ASSIGNED TASK: Repeat each line of the records below exactly.

[[ GIVEN ENTRIES open ]]

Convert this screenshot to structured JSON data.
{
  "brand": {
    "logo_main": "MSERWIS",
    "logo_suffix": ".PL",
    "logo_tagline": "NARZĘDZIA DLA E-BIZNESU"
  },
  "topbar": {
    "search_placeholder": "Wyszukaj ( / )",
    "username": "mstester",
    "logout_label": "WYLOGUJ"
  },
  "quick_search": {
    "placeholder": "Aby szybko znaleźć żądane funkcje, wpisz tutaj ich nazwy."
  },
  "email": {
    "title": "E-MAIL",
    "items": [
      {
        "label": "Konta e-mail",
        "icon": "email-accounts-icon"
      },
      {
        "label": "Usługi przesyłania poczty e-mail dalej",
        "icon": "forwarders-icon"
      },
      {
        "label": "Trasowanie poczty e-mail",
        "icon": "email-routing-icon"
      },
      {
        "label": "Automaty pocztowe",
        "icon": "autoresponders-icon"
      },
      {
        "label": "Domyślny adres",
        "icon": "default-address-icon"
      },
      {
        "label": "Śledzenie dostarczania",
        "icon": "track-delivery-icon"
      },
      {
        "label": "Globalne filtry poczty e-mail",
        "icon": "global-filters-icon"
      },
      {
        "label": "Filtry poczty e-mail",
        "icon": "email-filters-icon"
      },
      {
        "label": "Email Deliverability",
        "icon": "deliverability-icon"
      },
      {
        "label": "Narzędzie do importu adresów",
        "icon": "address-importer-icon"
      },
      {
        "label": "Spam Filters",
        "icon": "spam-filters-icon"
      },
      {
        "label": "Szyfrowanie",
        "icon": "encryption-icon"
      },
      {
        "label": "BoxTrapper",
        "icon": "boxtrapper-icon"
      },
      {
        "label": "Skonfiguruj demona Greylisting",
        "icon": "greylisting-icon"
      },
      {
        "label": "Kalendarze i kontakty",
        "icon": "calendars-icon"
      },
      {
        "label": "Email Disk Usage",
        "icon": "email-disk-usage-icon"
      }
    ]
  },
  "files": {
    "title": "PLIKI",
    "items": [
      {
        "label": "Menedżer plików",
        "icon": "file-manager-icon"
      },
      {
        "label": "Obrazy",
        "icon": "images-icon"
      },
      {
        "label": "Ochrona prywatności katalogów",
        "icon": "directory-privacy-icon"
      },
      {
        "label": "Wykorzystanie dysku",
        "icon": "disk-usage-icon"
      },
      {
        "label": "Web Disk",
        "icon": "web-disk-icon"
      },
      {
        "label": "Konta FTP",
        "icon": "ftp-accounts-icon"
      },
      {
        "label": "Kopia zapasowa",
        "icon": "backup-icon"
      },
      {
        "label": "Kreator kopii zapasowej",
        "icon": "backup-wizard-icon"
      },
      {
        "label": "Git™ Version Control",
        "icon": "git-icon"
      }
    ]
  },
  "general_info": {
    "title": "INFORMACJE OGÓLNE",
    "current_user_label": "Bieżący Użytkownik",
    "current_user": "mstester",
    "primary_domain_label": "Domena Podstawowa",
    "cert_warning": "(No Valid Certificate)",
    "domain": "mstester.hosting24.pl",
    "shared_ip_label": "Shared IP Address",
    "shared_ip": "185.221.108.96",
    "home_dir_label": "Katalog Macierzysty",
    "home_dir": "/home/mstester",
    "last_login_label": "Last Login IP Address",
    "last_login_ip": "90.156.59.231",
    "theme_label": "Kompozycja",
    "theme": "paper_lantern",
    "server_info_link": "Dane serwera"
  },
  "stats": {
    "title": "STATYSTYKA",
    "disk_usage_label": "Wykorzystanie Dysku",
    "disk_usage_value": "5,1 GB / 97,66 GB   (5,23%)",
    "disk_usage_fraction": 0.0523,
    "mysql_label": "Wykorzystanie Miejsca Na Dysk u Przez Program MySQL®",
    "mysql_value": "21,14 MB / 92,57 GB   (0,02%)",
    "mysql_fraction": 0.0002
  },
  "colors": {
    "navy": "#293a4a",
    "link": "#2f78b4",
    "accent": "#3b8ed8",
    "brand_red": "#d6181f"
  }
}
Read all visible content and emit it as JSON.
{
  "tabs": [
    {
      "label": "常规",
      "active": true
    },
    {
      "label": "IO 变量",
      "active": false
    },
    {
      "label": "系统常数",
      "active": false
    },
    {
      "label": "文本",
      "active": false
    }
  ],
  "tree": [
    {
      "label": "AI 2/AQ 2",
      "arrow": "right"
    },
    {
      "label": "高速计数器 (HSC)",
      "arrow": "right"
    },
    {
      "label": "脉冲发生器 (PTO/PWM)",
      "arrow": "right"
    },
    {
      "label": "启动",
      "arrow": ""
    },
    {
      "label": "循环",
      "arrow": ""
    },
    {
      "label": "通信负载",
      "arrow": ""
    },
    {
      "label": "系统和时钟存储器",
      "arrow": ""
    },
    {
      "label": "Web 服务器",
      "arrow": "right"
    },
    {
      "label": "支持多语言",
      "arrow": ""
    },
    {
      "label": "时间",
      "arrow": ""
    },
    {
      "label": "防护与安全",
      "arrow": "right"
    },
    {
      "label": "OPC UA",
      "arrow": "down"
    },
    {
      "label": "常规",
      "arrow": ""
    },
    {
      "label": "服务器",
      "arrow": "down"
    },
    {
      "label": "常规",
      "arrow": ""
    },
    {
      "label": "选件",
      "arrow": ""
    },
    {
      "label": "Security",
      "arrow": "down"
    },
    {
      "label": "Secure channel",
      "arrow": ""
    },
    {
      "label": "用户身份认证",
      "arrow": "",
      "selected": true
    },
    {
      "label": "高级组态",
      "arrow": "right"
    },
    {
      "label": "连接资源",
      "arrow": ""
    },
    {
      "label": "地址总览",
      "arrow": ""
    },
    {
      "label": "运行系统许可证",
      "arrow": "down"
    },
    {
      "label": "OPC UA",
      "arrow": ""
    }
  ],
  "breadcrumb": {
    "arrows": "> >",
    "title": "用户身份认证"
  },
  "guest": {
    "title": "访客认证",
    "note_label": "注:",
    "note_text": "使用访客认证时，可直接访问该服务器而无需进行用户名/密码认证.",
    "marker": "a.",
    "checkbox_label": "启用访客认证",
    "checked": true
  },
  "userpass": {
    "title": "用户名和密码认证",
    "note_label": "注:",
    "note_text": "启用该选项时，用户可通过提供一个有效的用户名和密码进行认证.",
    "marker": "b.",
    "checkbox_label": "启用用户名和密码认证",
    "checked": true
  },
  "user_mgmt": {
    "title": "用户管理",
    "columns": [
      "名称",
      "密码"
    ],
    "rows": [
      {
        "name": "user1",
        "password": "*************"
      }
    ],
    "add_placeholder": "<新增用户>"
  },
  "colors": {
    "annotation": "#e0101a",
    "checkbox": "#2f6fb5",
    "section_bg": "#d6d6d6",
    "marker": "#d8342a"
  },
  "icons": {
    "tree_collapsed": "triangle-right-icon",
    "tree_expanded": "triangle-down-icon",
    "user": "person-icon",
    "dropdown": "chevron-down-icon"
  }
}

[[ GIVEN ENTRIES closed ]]

ANSWER TO THIS TASK:
Convert this screenshot to structured JSON data.
{
  "brand": {
    "logo_main": "MSERWIS",
    "logo_suffix": ".PL",
    "logo_tagline": "NARZĘDZIA DLA E-BIZNESU"
  },
  "topbar": {
    "search_placeholder": "Wyszukaj ( / )",
    "username": "mstester",
    "logout_label": "WYLOGUJ"
  },
  "quick_search": {
    "placeholder": "Aby szybko znaleźć żądane funkcje, wpisz tutaj ich nazwy."
  },
  "email": {
    "title": "E-MAIL",
    "items": [
      {
        "label": "Konta e-mail",
        "icon": "email-accounts-icon"
      },
      {
        "label": "Usługi przesyłania poczty e-mail dalej",
        "icon": "forwarders-icon"
      },
      {
        "label": "Trasowanie poczty e-mail",
        "icon": "email-routing-icon"
      },
      {
        "label": "Automaty pocztowe",
        "icon": "autoresponders-icon"
      },
      {
        "label": "Domyślny adres",
        "icon": "default-address-icon"
      },
      {
        "label": "Śledzenie dostarczania",
        "icon": "track-delivery-icon"
      },
      {
        "label": "Globalne filtry poczty e-mail",
        "icon": "global-filters-icon"
      },
      {
        "label": "Filtry poczty e-mail",
        "icon": "email-filters-icon"
      },
      {
        "label": "Email Deliverability",
        "icon": "deliverability-icon"
      },
      {
        "label": "Narzędzie do importu adresów",
        "icon": "address-importer-icon"
      },
      {
        "label": "Spam Filters",
        "icon": "spam-filters-icon"
      },
      {
        "label": "Szyfrowanie",
        "icon": "encryption-icon"
      },
      {
        "label": "BoxTrapper",
        "icon": "boxtrapper-icon"
      },
      {
        "label": "Skonfiguruj demona Greylisting",
        "icon": "greylisting-icon"
      },
      {
        "label": "Kalendarze i kontakty",
        "icon": "calendars-icon"
      },
      {
        "label": "Email Disk Usage",
        "icon": "email-disk-usage-icon"
      }
    ]
  },
  "files": {
    "title": "PLIKI",
    "items": [
      {
        "label": "Menedżer plików",
        "icon": "file-manager-icon"
      },
      {
        "label": "Obrazy",
        "icon": "images-icon"
      },
      {
        "label": "Ochrona prywatności katalogów",
        "icon": "directory-privacy-icon"
      },
      {
        "label": "Wykorzystanie dysku",
        "icon": "disk-usage-icon"
      },
      {
        "label": "Web Disk",
        "icon": "web-disk-icon"
      },
      {
        "label": "Konta FTP",
        "icon": "ftp-accounts-icon"
      },
      {
        "label": "Kopia zapasowa",
        "icon": "backup-icon"
      },
      {
        "label": "Kreator kopii zapasowej",
        "icon": "backup-wizard-icon"
      },
      {
        "label": "Git™ Version Control",
        "icon": "git-icon"
      }
    ]
  },
  "general_info": {
    "title": "INFORMACJE OGÓLNE",
    "current_user_label": "Bieżący Użytkownik",
    "current_user": "mstester",
    "primary_domain_label": "Domena Podstawowa",
    "cert_warning": "(No Valid Certificate)",
    "domain": "mstester.hosting24.pl",
    "shared_ip_label": "Shared IP Address",
    "shared_ip": "185.221.108.96",
    "home_dir_label": "Katalog Macierzysty",
    "home_dir": "/home/mstester",
    "last_login_label": "Last Login IP Address",
    "last_login_ip": "90.156.59.231",
    "theme_label": "Kompozycja",
    "theme": "paper_lantern",
    "server_info_link": "Dane serwera"
  },
  "stats": {
    "title": "STATYSTYKA",
    "disk_usage_label": "Wykorzystanie Dysku",
    "disk_usage_value": "5,1 GB / 97,66 GB   (5,23%)",
    "disk_usage_fraction": 0.0523,
    "mysql_label": "Wykorzystanie Miejsca Na Dysk u Przez Program MySQL®",
    "mysql_value": "21,14 MB / 92,57 GB   (0,02%)",
    "mysql_fraction": 0.0002
  },
  "colors": {
    "navy": "#293a4a",
    "link": "#2f78b4",
    "accent": "#3b8ed8",
    "brand_red": "#d6181f"
  }
}
Read all visible content and emit it as JSON.
{
  "tabs": [
    {
      "label": "常规",
      "active": true
    },
    {
      "label": "IO 变量",
      "active": false
    },
    {
      "label": "系统常数",
      "active": false
    },
    {
      "label": "文本",
      "active": false
    }
  ],
  "tree": [
    {
      "label": "AI 2/AQ 2",
      "arrow": "right"
    },
    {
      "label": "高速计数器 (HSC)",
      "arrow": "right"
    },
    {
      "label": "脉冲发生器 (PTO/PWM)",
      "arrow": "right"
    },
    {
      "label": "启动",
      "arrow": ""
    },
    {
      "label": "循环",
      "arrow": ""
    },
    {
      "label": "通信负载",
      "arrow": ""
    },
    {
      "label": "系统和时钟存储器",
      "arrow": ""
    },
    {
      "label": "Web 服务器",
      "arrow": "right"
    },
    {
      "label": "支持多语言",
      "arrow": ""
    },
    {
      "label": "时间",
      "arrow": ""
    },
    {
      "label": "防护与安全",
      "arrow": "right"
    },
    {
      "label": "OPC UA",
      "arrow": "down"
    },
    {
      "label": "常规",
      "arrow": ""
    },
    {
      "label": "服务器",
      "arrow": "down"
    },
    {
      "label": "常规",
      "arrow": ""
    },
    {
      "label": "选件",
      "arrow": ""
    },
    {
      "label": "Security",
      "arrow": "down"
    },
    {
      "label": "Secure channel",
      "arrow": ""
    },
    {
      "label": "用户身份认证",
      "arrow": "",
      "selected": true
    },
    {
      "label": "高级组态",
      "arrow": "right"
    },
    {
      "label": "连接资源",
      "arrow": ""
    },
    {
      "label": "地址总览",
      "arrow": ""
    },
    {
      "label": "运行系统许可证",
      "arrow": "down"
    },
    {
      "label": "OPC UA",
      "arrow": ""
    }
  ],
  "breadcrumb": {
    "arrows": "> >",
    "title": "用户身份认证"
  },
  "guest": {
    "title": "访客认证",
    "note_label": "注:",
    "note_text": "使用访客认证时，可直接访问该服务器而无需进行用户名/密码认证.",
    "marker": "a.",
    "checkbox_label": "启用访客认证",
    "checked": true
  },
  "userpass": {
    "title": "用户名和密码认证",
    "note_label": "注:",
    "note_text": "启用该选项时，用户可通过提供一个有效的用户名和密码进行认证.",
    "marker": "b.",
    "checkbox_label": "启用用户名和密码认证",
    "checked": true
  },
  "user_mgmt": {
    "title": "用户管理",
    "columns": [
      "名称",
      "密码"
    ],
    "rows": [
      {
        "name": "user1",
        "password": "*************"
      }
    ],
    "add_placeholder": "<新增用户>"
  },
  "colors": {
    "annotation": "#e0101a",
    "checkbox": "#2f6fb5",
    "section_bg": "#d6d6d6",
    "marker": "#d8342a"
  },
  "icons": {
    "tree_collapsed": "triangle-right-icon",
    "tree_expanded": "triangle-down-icon",
    "user": "person-icon",
    "dropdown": "chevron-down-icon"
  }
}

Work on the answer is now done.